According to the SRT Alliance website:

SRT is an open-source video transport protocol and technology stack that optimizes streaming performance across unpredictable networks with secure streams and easy firewall traversal, bringing the best quality live video over the worst networks. The SRT Open Source project, driven by the SRT Alliance, is a collaborative community of industry leaders and developers striving to achieve lower latency internet video transport by continuously improving open-source SRT.

In many ways, SRT is a game-changer since it addresses many problems everybody has. Let's break down what it actually solves.


This is possibly the greatest selling point of all.
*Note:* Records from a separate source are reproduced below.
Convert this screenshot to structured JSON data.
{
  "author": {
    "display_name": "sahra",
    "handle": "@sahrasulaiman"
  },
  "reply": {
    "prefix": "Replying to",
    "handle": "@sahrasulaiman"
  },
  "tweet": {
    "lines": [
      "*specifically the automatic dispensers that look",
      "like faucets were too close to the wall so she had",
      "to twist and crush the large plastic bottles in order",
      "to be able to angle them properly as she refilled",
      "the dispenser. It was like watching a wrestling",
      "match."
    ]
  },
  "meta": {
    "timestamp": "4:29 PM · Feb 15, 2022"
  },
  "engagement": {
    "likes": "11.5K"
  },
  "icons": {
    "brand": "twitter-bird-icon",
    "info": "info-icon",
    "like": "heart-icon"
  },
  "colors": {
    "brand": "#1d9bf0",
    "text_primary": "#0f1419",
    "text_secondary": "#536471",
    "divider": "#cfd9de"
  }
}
SRT is designed to recover from a severe packet loss and adapt to an unstable network.

Generally speaking, packet recovery through TCP imposes a significant bandwidth overhead. SRT uses optimized re-transmission mechanisms to do so very efficiently at the application layer while utilizing UDP for transport. 
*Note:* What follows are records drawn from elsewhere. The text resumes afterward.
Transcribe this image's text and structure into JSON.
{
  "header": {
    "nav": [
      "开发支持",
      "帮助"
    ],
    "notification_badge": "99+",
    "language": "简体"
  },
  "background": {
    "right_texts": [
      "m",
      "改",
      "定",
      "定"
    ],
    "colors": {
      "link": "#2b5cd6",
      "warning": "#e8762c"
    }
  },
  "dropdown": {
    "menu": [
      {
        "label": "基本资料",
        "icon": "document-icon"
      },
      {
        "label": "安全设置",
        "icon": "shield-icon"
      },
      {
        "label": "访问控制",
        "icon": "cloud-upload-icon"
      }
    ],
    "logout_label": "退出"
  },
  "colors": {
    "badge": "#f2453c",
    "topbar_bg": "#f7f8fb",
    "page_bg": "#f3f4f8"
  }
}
Source: https://github.com/Haivision/srt/blob/master/docs/why-srt-was-created.md

As you can see above, signal characteristics change due to network conditions such as packet loss, jitter, and so on, giving video decoders a hard time. SRT comes with an in-built reconstruction mechanism that recreates the signal characteristics on the receiver side. Normally this would be solved by buffering, but that would also increase latency.
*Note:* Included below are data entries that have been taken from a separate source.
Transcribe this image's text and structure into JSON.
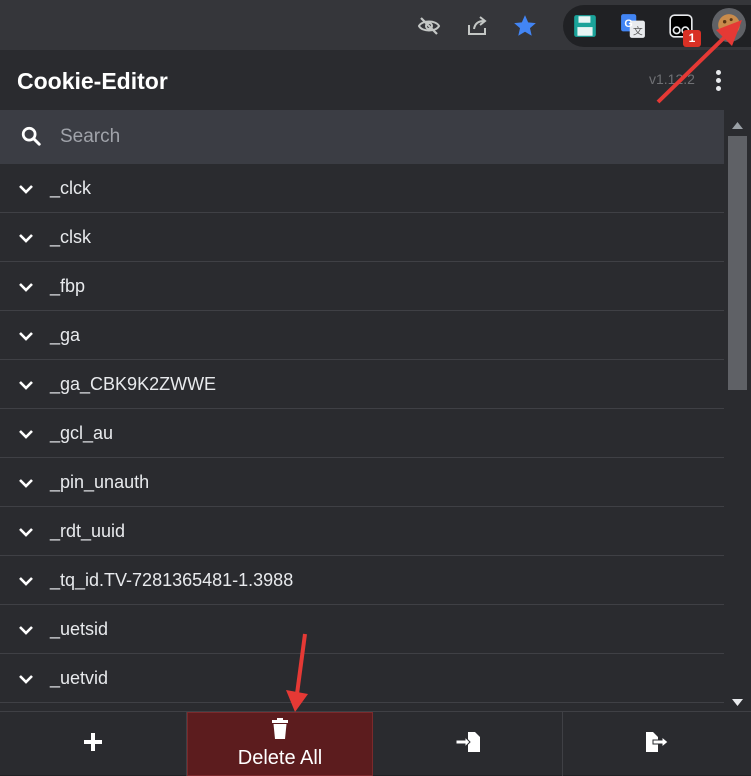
{
  "browser": {
    "toolbar_icons": [
      "eye-slash-icon",
      "share-icon",
      "star-icon"
    ],
    "extensions": [
      "save-extension-icon",
      "google-translate-icon",
      "media-extension-icon",
      "cookie-editor-extension-icon"
    ],
    "badge_count": "1",
    "accent": "#4285f4"
  },
  "header": {
    "title": "Cookie-Editor",
    "version": "v1.12.2"
  },
  "search": {
    "placeholder": "Search",
    "value": ""
  },
  "cookies": [
    {
      "name": "_clck"
    },
    {
      "name": "_clsk"
    },
    {
      "name": "_fbp"
    },
    {
      "name": "_ga"
    },
    {
      "name": "_ga_CBK9K2ZWWE"
    },
    {
      "name": "_gcl_au"
    },
    {
      "name": "_pin_unauth"
    },
    {
      "name": "_rdt_uuid"
    },
    {
      "name": "_tq_id.TV-7281365481-1.3988"
    },
    {
      "name": "_uetsid"
    },
    {
      "name": "_uetvid"
    }
  ],
  "footer": {
    "delete_all_label": "Delete All",
    "buttons": [
      "add-icon",
      "trash-icon",
      "import-icon",
      "export-icon"
    ],
    "delete_color": "#5c1c1e"
  },
  "annotation_color": "#e53935"
}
Low latency

The low latency of SRT is tightly related to the previous point. UDP transmission is unreliable by default, but overall a much faster, simpler and more efficient protocol than TCP.

Since the unreliability problem has mostly been overcome, latency has hit a new low. It allowed for a reduced buffer size to reduce latency even further. This allows SRT to deliver the stream at consistent sub-second latencies!

In practice, most of the glass-to-glass latency arises from HLS/DASH packaging. But, even when used only as a "first-mile" protocol, SRT can cut a few seconds from overall latency.

Codec agnostic

With SRT, the payload doesn't matter. You are free to use newer formats such as H.265, VP9, or AV1 since SRT is purely a transport protocol.

As for container formats, MPEG-TS is currently the most common format sent using SRT.


As mentioned above, RTMP is a bit lacking when it comes to security. SRT, on the other hand, comes with built-in end-to-end encryption. It uses a standard cryptographic algorithm (256-bit AES), but the whole encryption mechanism is unique to SRT.

Not to get too technical, it uses two sets of keys, a short-lived Stream Encrypting Key (SEK) to encrypt the media stream, which is encapsulated in a Key Encrypting Key (KEK). For connection-oriented transport such as SRT, there is no need to periodically transmit the SEK since no party can join the stream at any time.

To sum up

Here's a tl;dr summary of RTMP vs. SRT .

If you happened to stumble upon our article and are looking for a video delivery solution, you can find more information about our video-friendly CDN here.

Our clients are already making use of SRT. So far, the most used setup is with FFmpeg and OBS Studio encoders in a caller mode (push). If you would like to try to set up SRT for your stream, don't hesitate to get in touch with our support.